Instructions for the task =>
Below are entries; write every one of them out again exactly.

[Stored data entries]
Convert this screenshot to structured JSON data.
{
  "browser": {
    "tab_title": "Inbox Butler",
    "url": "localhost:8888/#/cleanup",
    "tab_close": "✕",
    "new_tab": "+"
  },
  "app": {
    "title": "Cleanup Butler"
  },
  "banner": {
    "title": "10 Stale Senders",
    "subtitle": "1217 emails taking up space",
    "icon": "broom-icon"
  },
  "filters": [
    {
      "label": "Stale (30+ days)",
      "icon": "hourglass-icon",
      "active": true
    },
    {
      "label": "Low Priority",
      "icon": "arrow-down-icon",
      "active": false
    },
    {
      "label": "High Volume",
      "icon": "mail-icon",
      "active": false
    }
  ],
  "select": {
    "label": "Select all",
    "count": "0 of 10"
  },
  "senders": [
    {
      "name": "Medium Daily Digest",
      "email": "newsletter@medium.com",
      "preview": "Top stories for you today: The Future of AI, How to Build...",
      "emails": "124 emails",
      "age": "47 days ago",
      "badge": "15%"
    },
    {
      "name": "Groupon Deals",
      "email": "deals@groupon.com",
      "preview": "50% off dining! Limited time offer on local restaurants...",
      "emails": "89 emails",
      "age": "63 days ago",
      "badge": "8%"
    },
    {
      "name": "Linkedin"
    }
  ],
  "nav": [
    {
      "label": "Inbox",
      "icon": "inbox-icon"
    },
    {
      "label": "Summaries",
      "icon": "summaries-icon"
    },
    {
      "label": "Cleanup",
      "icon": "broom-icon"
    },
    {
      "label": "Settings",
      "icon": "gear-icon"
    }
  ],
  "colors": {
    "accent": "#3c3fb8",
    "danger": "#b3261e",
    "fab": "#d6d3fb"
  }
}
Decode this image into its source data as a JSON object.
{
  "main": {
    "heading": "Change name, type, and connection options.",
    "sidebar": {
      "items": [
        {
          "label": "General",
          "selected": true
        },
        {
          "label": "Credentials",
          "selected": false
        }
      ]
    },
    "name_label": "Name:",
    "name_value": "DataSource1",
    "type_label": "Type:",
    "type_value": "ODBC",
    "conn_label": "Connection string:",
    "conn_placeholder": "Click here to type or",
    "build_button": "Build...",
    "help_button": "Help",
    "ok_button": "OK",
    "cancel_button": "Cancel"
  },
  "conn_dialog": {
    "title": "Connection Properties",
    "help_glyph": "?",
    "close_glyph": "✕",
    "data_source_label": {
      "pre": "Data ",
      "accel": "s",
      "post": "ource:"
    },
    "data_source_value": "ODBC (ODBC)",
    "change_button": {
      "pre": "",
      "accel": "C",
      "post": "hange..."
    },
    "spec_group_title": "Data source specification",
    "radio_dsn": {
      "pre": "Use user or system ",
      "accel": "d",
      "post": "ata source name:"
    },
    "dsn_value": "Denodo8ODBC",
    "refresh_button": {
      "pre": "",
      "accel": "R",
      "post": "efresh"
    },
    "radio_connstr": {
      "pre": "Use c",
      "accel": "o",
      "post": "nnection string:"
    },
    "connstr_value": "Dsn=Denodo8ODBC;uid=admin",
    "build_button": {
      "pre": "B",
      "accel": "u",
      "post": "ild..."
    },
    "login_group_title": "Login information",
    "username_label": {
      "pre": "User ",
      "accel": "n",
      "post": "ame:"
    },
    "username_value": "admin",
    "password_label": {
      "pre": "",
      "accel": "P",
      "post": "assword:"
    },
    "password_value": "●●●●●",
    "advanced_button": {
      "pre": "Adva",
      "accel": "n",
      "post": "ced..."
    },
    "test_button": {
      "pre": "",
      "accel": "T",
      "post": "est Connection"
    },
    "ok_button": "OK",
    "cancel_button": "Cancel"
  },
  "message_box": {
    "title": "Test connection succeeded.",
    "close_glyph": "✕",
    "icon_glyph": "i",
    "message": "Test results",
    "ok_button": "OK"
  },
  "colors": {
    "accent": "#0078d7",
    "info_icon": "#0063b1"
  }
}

Answer below =>
Convert this screenshot to structured JSON data.
{
  "browser": {
    "tab_title": "Inbox Butler",
    "url": "localhost:8888/#/cleanup",
    "tab_close": "✕",
    "new_tab": "+"
  },
  "app": {
    "title": "Cleanup Butler"
  },
  "banner": {
    "title": "10 Stale Senders",
    "subtitle": "1217 emails taking up space",
    "icon": "broom-icon"
  },
  "filters": [
    {
      "label": "Stale (30+ days)",
      "icon": "hourglass-icon",
      "active": true
    },
    {
      "label": "Low Priority",
      "icon": "arrow-down-icon",
      "active": false
    },
    {
      "label": "High Volume",
      "icon": "mail-icon",
      "active": false
    }
  ],
  "select": {
    "label": "Select all",
    "count": "0 of 10"
  },
  "senders": [
    {
      "name": "Medium Daily Digest",
      "email": "newsletter@medium.com",
      "preview": "Top stories for you today: The Future of AI, How to Build...",
      "emails": "124 emails",
      "age": "47 days ago",
      "badge": "15%"
    },
    {
      "name": "Groupon Deals",
      "email": "deals@groupon.com",
      "preview": "50% off dining! Limited time offer on local restaurants...",
      "emails": "89 emails",
      "age": "63 days ago",
      "badge": "8%"
    },
    {
      "name": "Linkedin"
    }
  ],
  "nav": [
    {
      "label": "Inbox",
      "icon": "inbox-icon"
    },
    {
      "label": "Summaries",
      "icon": "summaries-icon"
    },
    {
      "label": "Cleanup",
      "icon": "broom-icon"
    },
    {
      "label": "Settings",
      "icon": "gear-icon"
    }
  ],
  "colors": {
    "accent": "#3c3fb8",
    "danger": "#b3261e",
    "fab": "#d6d3fb"
  }
}
Decode this image into its source data as a JSON object.
{
  "main": {
    "heading": "Change name, type, and connection options.",
    "sidebar": {
      "items": [
        {
          "label": "General",
          "selected": true
        },
        {
          "label": "Credentials",
          "selected": false
        }
      ]
    },
    "name_label": "Name:",
    "name_value": "DataSource1",
    "type_label": "Type:",
    "type_value": "ODBC",
    "conn_label": "Connection string:",
    "conn_placeholder": "Click here to type or",
    "build_button": "Build...",
    "help_button": "Help",
    "ok_button": "OK",
    "cancel_button": "Cancel"
  },
  "conn_dialog": {
    "title": "Connection Properties",
    "help_glyph": "?",
    "close_glyph": "✕",
    "data_source_label": {
      "pre": "Data ",
      "accel": "s",
      "post": "ource:"
    },
    "data_source_value": "ODBC (ODBC)",
    "change_button": {
      "pre": "",
      "accel": "C",
      "post": "hange..."
    },
    "spec_group_title": "Data source specification",
    "radio_dsn": {
      "pre": "Use user or system ",
      "accel": "d",
      "post": "ata source name:"
    },
    "dsn_value": "Denodo8ODBC",
    "refresh_button": {
      "pre": "",
      "accel": "R",
      "post": "efresh"
    },
    "radio_connstr": {
      "pre": "Use c",
      "accel": "o",
      "post": "nnection string:"
    },
    "connstr_value": "Dsn=Denodo8ODBC;uid=admin",
    "build_button": {
      "pre": "B",
      "accel": "u",
      "post": "ild..."
    },
    "login_group_title": "Login information",
    "username_label": {
      "pre": "User ",
      "accel": "n",
      "post": "ame:"
    },
    "username_value": "admin",
    "password_label": {
      "pre": "",
      "accel": "P",
      "post": "assword:"
    },
    "password_value": "●●●●●",
    "advanced_button": {
      "pre": "Adva",
      "accel": "n",
      "post": "ced..."
    },
    "test_button": {
      "pre": "",
      "accel": "T",
      "post": "est Connection"
    },
    "ok_button": "OK",
    "cancel_button": "Cancel"
  },
  "message_box": {
    "title": "Test connection succeeded.",
    "close_glyph": "✕",
    "icon_glyph": "i",
    "message": "Test results",
    "ok_button": "OK"
  },
  "colors": {
    "accent": "#0078d7",
    "info_icon": "#0063b1"
  }
}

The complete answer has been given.